Jessica Sanchez is now on the top eight---seven notches to go before the finale. This early, American Idol judges have predicted that she's a strong contender along with Colton Dixon, whose last performance was equally amazing. Many people think that Jessica's chances are at best fifty-fifty for one reason: the presumption that "white America" will not vote solidly behind an "Asian". This is a lingering perception which I want to discourage. 


I think America has learned to accept that their vast country is not just for "whites" but for everyone. The United States were established upon the strong foundations of democracy, and as a democracy, every single one is equal before the law and before the eyes of those who accept American culture.


Since the dawn of human civilization, there has never been a freer country than the United States. I am no stooge--I am just telling the truth. Of course, some would debate me about the level of freedom or liberality the United States gives to its citizens, but no one would ever dispute the fact that when it comes to individual rights, the government goes beyond its mandate just for its protection.


Jessica was born and raised in the United States by a Filipina mother and a Mexican of a father who serves the United States military. Jessica is a full-bodied American. Jessica's citizenship is American. Her blood, however, bears both Filipino and Mexican blood.


Filipino and Mexican--both races came under the colonial rule of America. During the Spanish times here, Filipinos and Mexicans were linked culturally. 


American Idol judges ask---where does Jessica gets the "angst" in her voice? She's already technically excellent but there is something still entirely Jessica's--the rich tone which evokes imagery and feelings when she sings.


Well, credit that to daily experience as a member of the minority group. Every single day, as what Jessica admitted, she and her family struggles. 


Her struggle is not just about livelihood---she struggles for recognition from the society where she was born. 


Her experience is not different from millions of others born and raised and living every single day in America. Many of them try to accept the perception of being "minority" or being "second class" citizens even those born and raised in America.


Credit that to a society which sees color as akin to financial status. However, the steady rise of minorities in the arts is helping improve the perception of many about skin and ability and talent.

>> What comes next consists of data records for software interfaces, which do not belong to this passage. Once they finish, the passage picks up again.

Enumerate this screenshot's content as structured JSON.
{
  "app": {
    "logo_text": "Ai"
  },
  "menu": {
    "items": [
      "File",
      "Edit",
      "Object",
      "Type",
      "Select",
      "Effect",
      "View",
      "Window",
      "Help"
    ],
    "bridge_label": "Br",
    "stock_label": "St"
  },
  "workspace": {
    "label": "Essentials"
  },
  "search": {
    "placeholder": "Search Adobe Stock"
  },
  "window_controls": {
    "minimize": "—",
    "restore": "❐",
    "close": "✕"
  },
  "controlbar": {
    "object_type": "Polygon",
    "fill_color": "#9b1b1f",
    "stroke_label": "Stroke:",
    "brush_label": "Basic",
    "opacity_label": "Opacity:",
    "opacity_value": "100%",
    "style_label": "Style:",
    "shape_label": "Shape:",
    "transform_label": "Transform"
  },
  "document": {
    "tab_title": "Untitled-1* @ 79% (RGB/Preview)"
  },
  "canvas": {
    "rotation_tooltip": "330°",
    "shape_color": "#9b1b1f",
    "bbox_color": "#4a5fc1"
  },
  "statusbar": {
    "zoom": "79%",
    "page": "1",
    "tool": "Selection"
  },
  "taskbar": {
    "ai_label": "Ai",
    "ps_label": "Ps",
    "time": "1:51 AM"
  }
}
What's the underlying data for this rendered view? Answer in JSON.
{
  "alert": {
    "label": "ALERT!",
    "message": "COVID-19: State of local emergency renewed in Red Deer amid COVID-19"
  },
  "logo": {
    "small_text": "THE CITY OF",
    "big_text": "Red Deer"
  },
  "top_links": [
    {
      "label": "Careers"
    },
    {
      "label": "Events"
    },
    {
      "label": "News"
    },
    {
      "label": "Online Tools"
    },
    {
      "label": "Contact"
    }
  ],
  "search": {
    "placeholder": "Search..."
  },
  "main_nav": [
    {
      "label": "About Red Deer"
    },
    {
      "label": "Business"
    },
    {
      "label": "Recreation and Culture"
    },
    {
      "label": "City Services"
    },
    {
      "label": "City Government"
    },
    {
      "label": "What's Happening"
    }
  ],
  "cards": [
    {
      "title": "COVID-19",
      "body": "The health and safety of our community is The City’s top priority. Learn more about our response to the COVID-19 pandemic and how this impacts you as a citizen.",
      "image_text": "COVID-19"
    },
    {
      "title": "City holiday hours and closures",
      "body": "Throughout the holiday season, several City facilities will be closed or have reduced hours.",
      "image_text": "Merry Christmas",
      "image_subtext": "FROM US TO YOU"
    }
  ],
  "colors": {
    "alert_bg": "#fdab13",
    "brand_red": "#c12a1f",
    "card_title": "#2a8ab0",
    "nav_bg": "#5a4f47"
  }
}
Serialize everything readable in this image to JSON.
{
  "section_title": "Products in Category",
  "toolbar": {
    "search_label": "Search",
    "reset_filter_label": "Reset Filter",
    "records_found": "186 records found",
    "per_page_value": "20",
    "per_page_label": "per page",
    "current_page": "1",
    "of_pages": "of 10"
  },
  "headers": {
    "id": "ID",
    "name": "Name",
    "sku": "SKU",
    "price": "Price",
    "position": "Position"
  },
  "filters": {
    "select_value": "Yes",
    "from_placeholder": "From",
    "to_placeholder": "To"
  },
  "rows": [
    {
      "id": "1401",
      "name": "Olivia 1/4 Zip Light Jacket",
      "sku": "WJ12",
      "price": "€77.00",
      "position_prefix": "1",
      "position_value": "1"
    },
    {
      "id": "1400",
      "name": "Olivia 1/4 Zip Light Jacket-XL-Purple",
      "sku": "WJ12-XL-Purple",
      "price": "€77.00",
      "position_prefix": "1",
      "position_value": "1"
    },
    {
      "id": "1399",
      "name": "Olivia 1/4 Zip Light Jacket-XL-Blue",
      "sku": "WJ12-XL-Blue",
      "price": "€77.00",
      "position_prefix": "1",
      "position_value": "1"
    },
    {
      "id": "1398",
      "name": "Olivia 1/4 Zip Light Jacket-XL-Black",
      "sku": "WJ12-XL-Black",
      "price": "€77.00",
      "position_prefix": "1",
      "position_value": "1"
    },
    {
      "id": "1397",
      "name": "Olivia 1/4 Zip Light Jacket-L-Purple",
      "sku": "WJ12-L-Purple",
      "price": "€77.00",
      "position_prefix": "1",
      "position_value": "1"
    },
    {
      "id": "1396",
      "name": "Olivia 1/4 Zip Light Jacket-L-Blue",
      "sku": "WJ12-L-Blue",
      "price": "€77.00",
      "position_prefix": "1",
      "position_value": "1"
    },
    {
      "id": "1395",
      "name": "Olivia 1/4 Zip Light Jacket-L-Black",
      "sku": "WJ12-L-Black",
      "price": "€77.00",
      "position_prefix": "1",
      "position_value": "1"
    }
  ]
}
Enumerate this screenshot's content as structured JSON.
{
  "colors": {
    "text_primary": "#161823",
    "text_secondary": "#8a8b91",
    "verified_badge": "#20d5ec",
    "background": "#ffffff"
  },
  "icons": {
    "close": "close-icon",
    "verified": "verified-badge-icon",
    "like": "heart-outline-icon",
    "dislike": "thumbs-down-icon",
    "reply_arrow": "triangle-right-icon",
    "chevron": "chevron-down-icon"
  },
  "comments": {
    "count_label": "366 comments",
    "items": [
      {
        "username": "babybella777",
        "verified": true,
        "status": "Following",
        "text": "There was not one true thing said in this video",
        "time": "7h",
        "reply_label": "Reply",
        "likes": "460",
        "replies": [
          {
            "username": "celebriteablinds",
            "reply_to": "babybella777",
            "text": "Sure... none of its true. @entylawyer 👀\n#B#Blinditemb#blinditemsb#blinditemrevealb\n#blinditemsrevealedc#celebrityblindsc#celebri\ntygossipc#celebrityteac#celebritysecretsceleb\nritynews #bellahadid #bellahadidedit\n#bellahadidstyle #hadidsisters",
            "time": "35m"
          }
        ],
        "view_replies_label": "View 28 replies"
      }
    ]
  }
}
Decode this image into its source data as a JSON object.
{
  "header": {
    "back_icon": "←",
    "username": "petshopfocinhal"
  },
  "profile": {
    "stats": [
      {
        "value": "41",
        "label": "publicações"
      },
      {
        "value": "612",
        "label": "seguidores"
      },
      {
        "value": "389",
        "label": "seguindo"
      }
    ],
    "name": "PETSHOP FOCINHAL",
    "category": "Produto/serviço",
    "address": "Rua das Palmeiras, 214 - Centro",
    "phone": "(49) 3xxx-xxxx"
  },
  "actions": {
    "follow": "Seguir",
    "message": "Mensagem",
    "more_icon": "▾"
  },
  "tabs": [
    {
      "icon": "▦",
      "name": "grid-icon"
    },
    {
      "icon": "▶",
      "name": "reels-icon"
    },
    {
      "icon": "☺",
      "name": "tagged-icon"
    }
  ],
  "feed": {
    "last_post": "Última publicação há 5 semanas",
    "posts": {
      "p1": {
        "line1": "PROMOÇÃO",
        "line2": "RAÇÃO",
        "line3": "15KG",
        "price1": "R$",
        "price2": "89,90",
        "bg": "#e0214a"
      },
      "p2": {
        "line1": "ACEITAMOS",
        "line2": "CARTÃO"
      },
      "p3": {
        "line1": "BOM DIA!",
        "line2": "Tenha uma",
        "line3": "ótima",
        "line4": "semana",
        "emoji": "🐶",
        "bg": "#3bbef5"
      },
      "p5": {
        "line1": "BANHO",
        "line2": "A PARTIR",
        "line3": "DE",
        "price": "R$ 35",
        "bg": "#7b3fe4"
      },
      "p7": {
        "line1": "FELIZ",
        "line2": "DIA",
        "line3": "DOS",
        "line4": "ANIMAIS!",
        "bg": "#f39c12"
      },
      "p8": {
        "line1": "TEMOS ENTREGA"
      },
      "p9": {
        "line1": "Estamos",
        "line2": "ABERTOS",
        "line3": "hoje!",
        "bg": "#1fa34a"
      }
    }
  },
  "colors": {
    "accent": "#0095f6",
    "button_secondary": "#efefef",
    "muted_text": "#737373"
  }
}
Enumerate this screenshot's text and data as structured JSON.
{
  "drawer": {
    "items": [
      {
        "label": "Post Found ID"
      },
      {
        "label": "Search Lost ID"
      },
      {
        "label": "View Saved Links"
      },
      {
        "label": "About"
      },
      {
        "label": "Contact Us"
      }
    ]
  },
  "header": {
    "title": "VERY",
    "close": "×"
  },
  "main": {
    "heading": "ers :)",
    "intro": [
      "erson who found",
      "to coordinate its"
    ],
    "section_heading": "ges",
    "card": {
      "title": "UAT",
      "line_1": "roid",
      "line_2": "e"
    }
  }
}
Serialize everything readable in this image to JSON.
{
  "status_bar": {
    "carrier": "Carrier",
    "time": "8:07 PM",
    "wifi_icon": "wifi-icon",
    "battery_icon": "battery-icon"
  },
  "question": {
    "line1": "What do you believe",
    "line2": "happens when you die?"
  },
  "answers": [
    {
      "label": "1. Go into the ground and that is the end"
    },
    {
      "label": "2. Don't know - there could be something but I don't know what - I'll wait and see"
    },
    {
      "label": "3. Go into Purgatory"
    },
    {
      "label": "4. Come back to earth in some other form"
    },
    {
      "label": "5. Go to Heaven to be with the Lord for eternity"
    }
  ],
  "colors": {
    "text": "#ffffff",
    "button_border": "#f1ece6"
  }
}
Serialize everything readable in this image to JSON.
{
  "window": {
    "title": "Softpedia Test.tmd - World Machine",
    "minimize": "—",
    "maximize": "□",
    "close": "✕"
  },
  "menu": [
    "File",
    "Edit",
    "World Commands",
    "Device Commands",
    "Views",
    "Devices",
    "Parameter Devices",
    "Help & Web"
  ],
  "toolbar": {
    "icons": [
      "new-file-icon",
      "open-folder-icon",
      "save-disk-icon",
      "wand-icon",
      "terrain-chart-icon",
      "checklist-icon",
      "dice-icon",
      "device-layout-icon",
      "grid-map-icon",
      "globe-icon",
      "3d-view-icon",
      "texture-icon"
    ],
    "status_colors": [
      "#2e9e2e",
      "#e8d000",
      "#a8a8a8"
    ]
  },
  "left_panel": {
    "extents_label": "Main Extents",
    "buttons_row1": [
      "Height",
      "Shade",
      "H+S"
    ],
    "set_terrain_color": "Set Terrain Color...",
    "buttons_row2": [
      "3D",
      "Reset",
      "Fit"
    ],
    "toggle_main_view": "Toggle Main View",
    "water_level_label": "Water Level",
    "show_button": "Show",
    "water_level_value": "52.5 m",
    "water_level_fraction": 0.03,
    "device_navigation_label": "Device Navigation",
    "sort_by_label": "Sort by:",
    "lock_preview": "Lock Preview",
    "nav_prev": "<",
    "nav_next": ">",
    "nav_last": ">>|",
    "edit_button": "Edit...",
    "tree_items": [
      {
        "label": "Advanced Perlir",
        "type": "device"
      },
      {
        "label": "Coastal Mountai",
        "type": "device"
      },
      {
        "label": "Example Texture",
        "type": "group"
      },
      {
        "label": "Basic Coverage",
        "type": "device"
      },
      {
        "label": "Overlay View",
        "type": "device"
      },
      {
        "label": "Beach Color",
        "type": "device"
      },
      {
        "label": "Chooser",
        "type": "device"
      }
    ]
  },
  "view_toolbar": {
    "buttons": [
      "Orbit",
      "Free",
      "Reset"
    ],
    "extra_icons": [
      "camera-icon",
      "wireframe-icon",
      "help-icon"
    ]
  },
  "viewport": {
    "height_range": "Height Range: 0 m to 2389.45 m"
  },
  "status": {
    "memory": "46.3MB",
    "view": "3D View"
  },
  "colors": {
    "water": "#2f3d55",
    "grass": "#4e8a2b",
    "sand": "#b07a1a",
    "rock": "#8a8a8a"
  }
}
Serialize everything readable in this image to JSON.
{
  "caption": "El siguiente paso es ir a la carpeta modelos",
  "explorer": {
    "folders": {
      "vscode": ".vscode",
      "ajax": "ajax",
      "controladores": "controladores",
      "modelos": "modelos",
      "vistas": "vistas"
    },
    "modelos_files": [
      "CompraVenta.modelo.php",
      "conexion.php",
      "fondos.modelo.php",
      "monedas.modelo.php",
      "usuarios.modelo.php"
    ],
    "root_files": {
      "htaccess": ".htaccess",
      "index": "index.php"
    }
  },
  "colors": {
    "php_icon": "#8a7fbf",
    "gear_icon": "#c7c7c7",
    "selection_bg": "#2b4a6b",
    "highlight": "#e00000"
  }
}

Hence, for me, American Idol must rename itself, since it is becoming not just for "white America" but for every body. Or, probably, re-define the term "American" to mean "global citizens." Peoples of America must see themselves not just US citizens but global citizens united under the banner of democracy.